December 18, 2005
Salt Lake Tribune
You Need to Know About Zach Lund
He's a Utahn
The 26-year-old skeleton athlete is a native Utahn, having grown up in Salt Lake City. His father worked as a deputy sheriff in Alta and now has a job as a fire department captain in Salt Lake City. His mother died when he was a teenager. Lund graduated from Judge High School, attends Westminster College in hopes of becoming a pilot, and works in the tool department of a local Home Depot.
He's in the Lead
Lund sits atop the World Cup rankings with 340 points, ahead of Canadian Jeff Pain - who set a track record while winning the most recent race ahead of Lund last week in Latvia. He's enjoying a breakout season, having been on the podium (though without a victory) in all four World Cup events so far this season, after managing but one bronze medal last season.
He Sure Can Drive
While most casual observers figure that the slider with the best start inevitably wins a race, it's not necessarily true. And Lund has emerged as one of the top drivers on the World Cup circuit, becoming an expert at negotiating the treacherous curves of a course while working to improve his start. One of his former coaches has said that while many sliders slow down through the curves, Lund has a way of picking up speed .
He Never Quit
After skiing when he was 3 years old, Lund started in the sliding sports when his father introduced him to luge at a dry-land training camp in Park City. He didn't care much for it at first, but returned to it later, after also trying the bobsled. Ultimately, though, he traded the luge for the skeleton and a chance to feel like his results were the only things that mattered in his drive toward the Olympics.
He Loves His Mother

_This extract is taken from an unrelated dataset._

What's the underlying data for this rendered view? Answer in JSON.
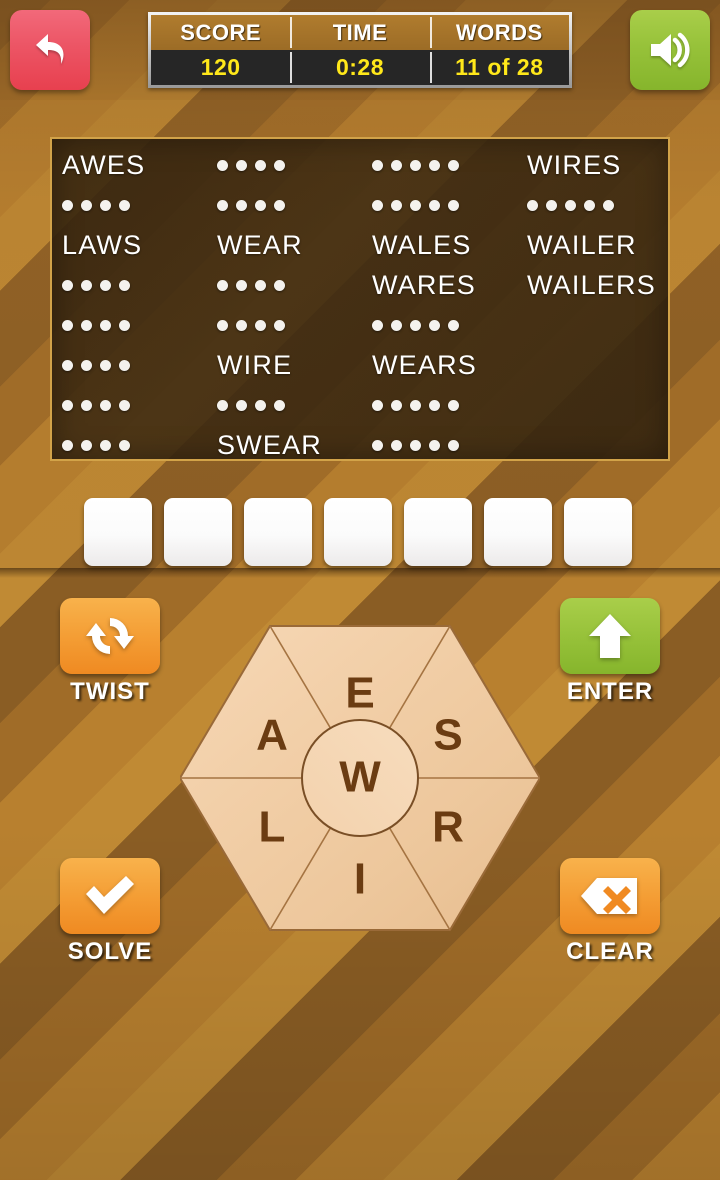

Having lost his mother to skin cancer when he was a teenager, Lund has said he feels as if she's now a guardian angel watching over him. He also keeps a special memento with him everywhere he goes, even during competition. It's a cross pendant with a lock of his mother's hair inside - a gift from mom, and a reminder of how he used to love playing with her hair as a young boy, before it fell out during her chemotherapy.